Assignment:
Could you give the data below again exactly, apart from the pictures?

[Extracted data entries]
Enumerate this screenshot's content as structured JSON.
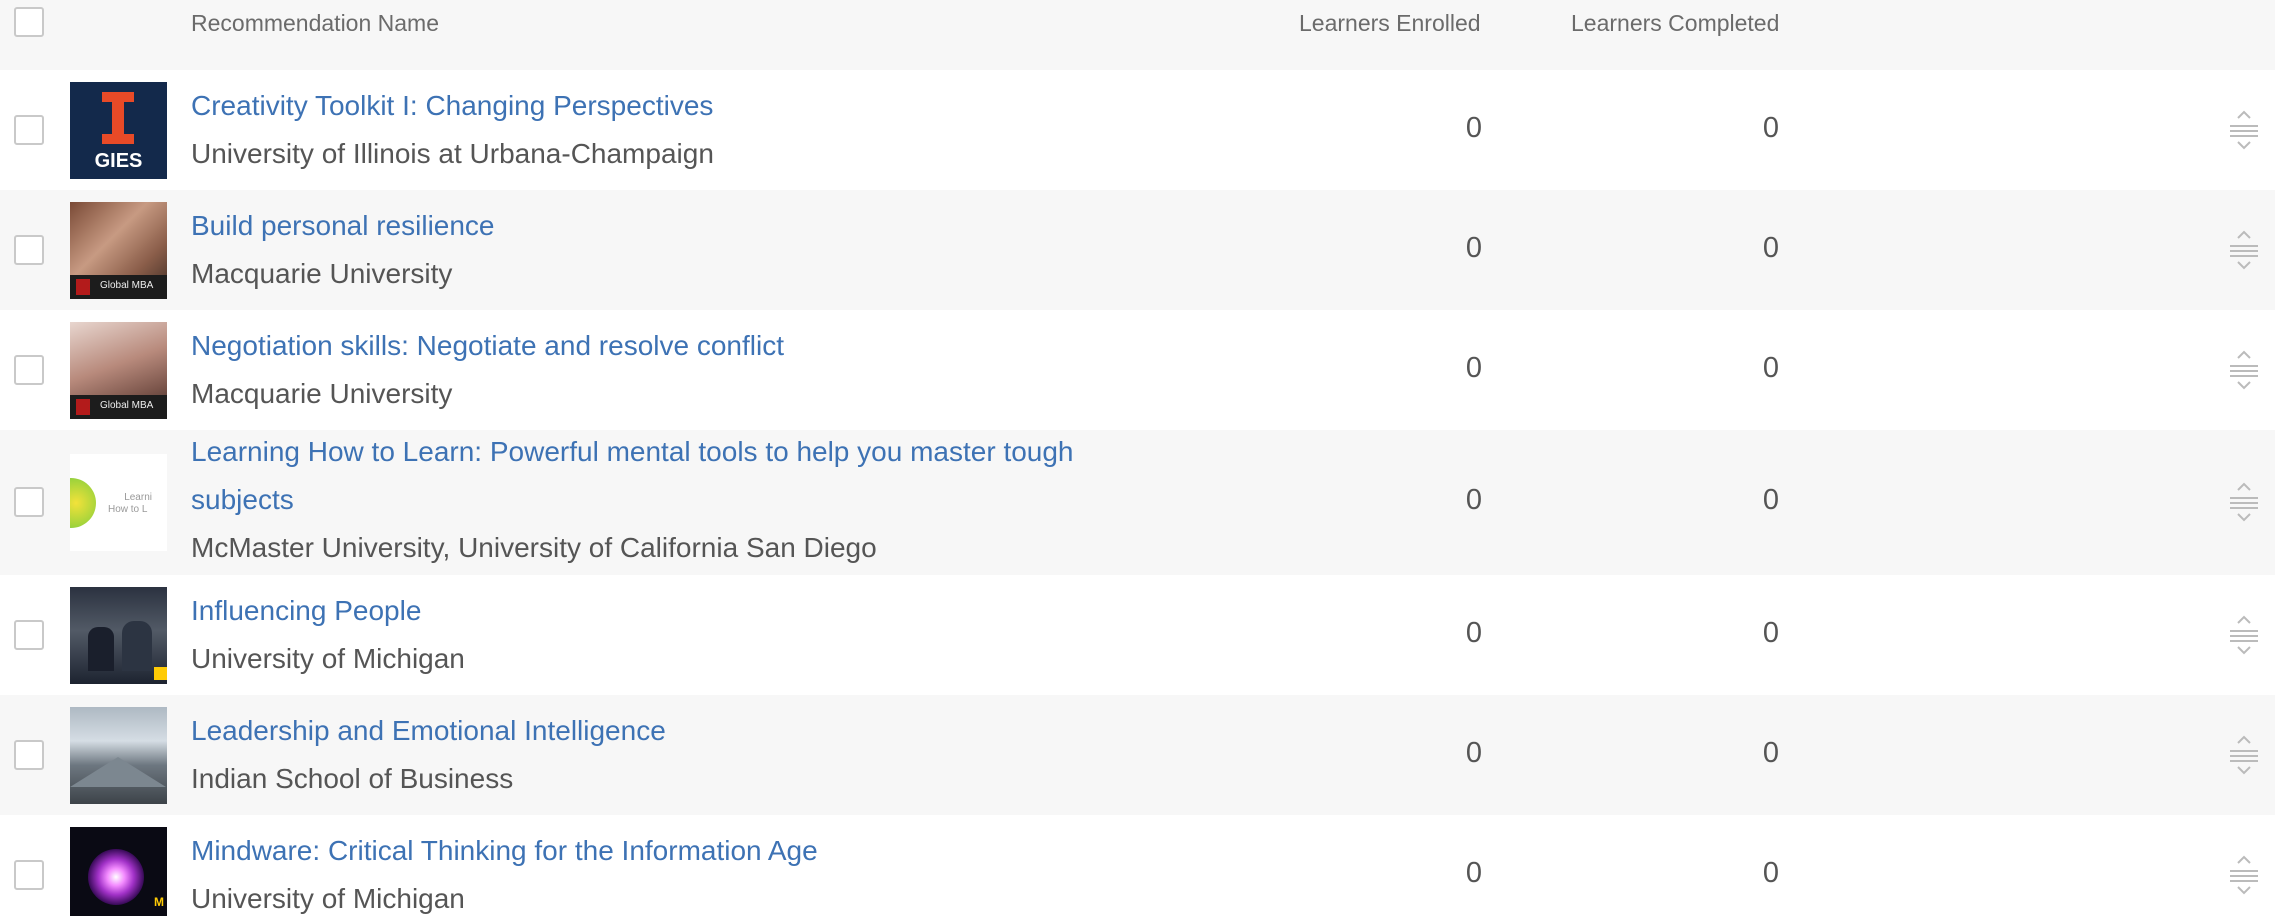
{
  "header": {
    "col_name": "Recommendation Name",
    "col_enrolled": "Learners Enrolled",
    "col_completed": "Learners Completed"
  },
  "rows": [
    {
      "title": "Creativity Toolkit I: Changing Perspectives",
      "provider": "University of Illinois at Urbana-Champaign",
      "enrolled": "0",
      "completed": "0",
      "thumb_text": "GIES"
    },
    {
      "title": "Build personal resilience",
      "provider": "Macquarie University",
      "enrolled": "0",
      "completed": "0",
      "thumb_text": "Global MBA"
    },
    {
      "title": "Negotiation skills: Negotiate and resolve conflict",
      "provider": "Macquarie University",
      "enrolled": "0",
      "completed": "0",
      "thumb_text": "Global MBA"
    },
    {
      "title_line1": "Learning How to Learn: Powerful mental tools to help you master tough",
      "title_line2": "subjects",
      "provider": "McMaster University, University of California San Diego",
      "enrolled": "0",
      "completed": "0",
      "thumb_text_1": "Learni",
      "thumb_text_2": "How to L"
    },
    {
      "title": "Influencing People",
      "provider": "University of Michigan",
      "enrolled": "0",
      "completed": "0"
    },
    {
      "title": "Leadership and Emotional Intelligence",
      "provider": "Indian School of Business",
      "enrolled": "0",
      "completed": "0"
    },
    {
      "title": "Mindware: Critical Thinking for the Information Age",
      "provider": "University of Michigan",
      "enrolled": "0",
      "completed": "0",
      "thumb_text": "M"
    }
  ],
  "icons": {
    "row_checkbox": "checkbox-icon",
    "drag": "drag-handle-icon"
  },
  "colors": {
    "link": "#3d72b4",
    "text": "#555555",
    "row_alt": "#f7f7f7",
    "row": "#ffffff"
  }
}
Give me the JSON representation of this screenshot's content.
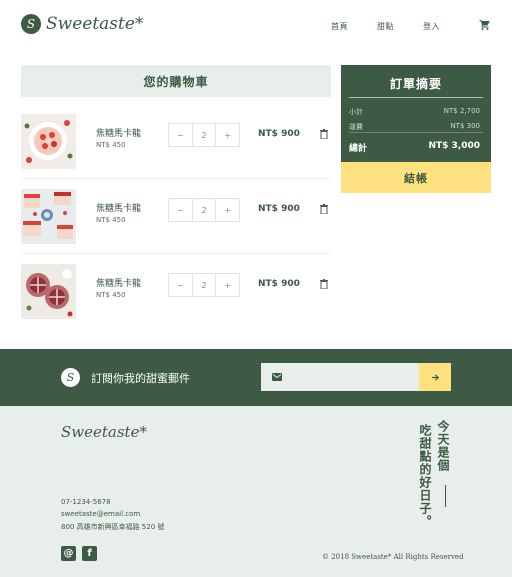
{
  "brand": {
    "name": "Sweetaste*",
    "mark": "S"
  },
  "nav": {
    "home": "首頁",
    "desserts": "甜點",
    "login": "登入"
  },
  "cart": {
    "title": "您的購物車",
    "items": [
      {
        "name": "焦糖馬卡龍",
        "unit_price": "NT$ 450",
        "qty": "2",
        "total": "NT$ 900"
      },
      {
        "name": "焦糖馬卡龍",
        "unit_price": "NT$ 450",
        "qty": "2",
        "total": "NT$ 900"
      },
      {
        "name": "焦糖馬卡龍",
        "unit_price": "NT$ 450",
        "qty": "2",
        "total": "NT$ 900"
      }
    ],
    "minus": "−",
    "plus": "+"
  },
  "summary": {
    "title": "訂單摘要",
    "subtotal_label": "小計",
    "subtotal": "NT$ 2,700",
    "shipping_label": "運費",
    "shipping": "NT$ 300",
    "total_label": "總計",
    "total": "NT$ 3,000",
    "checkout": "結帳"
  },
  "subscribe": {
    "text": "訂閱你我的甜蜜郵件",
    "placeholder": ""
  },
  "footer": {
    "logo": "Sweetaste*",
    "phone": "07-1234-5678",
    "email": "sweetaste@email.com",
    "address": "800 高雄市新興區幸福路 520 號",
    "copyright": "© 2018 Sweetaste* All Rights Reserved",
    "slogan_col1": "今天是個",
    "slogan_col2": "吃甜點的好日子。",
    "social": [
      "instagram-icon",
      "facebook-icon"
    ]
  },
  "colors": {
    "primary": "#3d5a45",
    "accent": "#ffe180",
    "light": "#e8eeeb"
  }
}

Exercise output:
Enumerate this screenshot's content as structured JSON.
{
  "header": {
    "col_name": "Recommendation Name",
    "col_enrolled": "Learners Enrolled",
    "col_completed": "Learners Completed"
  },
  "rows": [
    {
      "title": "Creativity Toolkit I: Changing Perspectives",
      "provider": "University of Illinois at Urbana-Champaign",
      "enrolled": "0",
      "completed": "0",
      "thumb_text": "GIES"
    },
    {
      "title": "Build personal resilience",
      "provider": "Macquarie University",
      "enrolled": "0",
      "completed": "0",
      "thumb_text": "Global MBA"
    },
    {
      "title": "Negotiation skills: Negotiate and resolve conflict",
      "provider": "Macquarie University",
      "enrolled": "0",
      "completed": "0",
      "thumb_text": "Global MBA"
    },
    {
      "title_line1": "Learning How to Learn: Powerful mental tools to help you master tough",
      "title_line2": "subjects",
      "provider": "McMaster University, University of California San Diego",
      "enrolled": "0",
      "completed": "0",
      "thumb_text_1": "Learni",
      "thumb_text_2": "How to L"
    },
    {
      "title": "Influencing People",
      "provider": "University of Michigan",
      "enrolled": "0",
      "completed": "0"
    },
    {
      "title": "Leadership and Emotional Intelligence",
      "provider": "Indian School of Business",
      "enrolled": "0",
      "completed": "0"
    },
    {
      "title": "Mindware: Critical Thinking for the Information Age",
      "provider": "University of Michigan",
      "enrolled": "0",
      "completed": "0",
      "thumb_text": "M"
    }
  ],
  "icons": {
    "row_checkbox": "checkbox-icon",
    "drag": "drag-handle-icon"
  },
  "colors": {
    "link": "#3d72b4",
    "text": "#555555",
    "row_alt": "#f7f7f7",
    "row": "#ffffff"
  }
}
Give me the JSON representation of this screenshot's content.
{
  "brand": {
    "name": "Sweetaste*",
    "mark": "S"
  },
  "nav": {
    "home": "首頁",
    "desserts": "甜點",
    "login": "登入"
  },
  "cart": {
    "title": "您的購物車",
    "items": [
      {
        "name": "焦糖馬卡龍",
        "unit_price": "NT$ 450",
        "qty": "2",
        "total": "NT$ 900"
      },
      {
        "name": "焦糖馬卡龍",
        "unit_price": "NT$ 450",
        "qty": "2",
        "total": "NT$ 900"
      },
      {
        "name": "焦糖馬卡龍",
        "unit_price": "NT$ 450",
        "qty": "2",
        "total": "NT$ 900"
      }
    ],
    "minus": "−",
    "plus": "+"
  },
  "summary": {
    "title": "訂單摘要",
    "subtotal_label": "小計",
    "subtotal": "NT$ 2,700",
    "shipping_label": "運費",
    "shipping": "NT$ 300",
    "total_label": "總計",
    "total": "NT$ 3,000",
    "checkout": "結帳"
  },
  "subscribe": {
    "text": "訂閱你我的甜蜜郵件",
    "placeholder": ""
  },
  "footer": {
    "logo": "Sweetaste*",
    "phone": "07-1234-5678",
    "email": "sweetaste@email.com",
    "address": "800 高雄市新興區幸福路 520 號",
    "copyright": "© 2018 Sweetaste* All Rights Reserved",
    "slogan_col1": "今天是個",
    "slogan_col2": "吃甜點的好日子。",
    "social": [
      "instagram-icon",
      "facebook-icon"
    ]
  },
  "colors": {
    "primary": "#3d5a45",
    "accent": "#ffe180",
    "light": "#e8eeeb"
  }
}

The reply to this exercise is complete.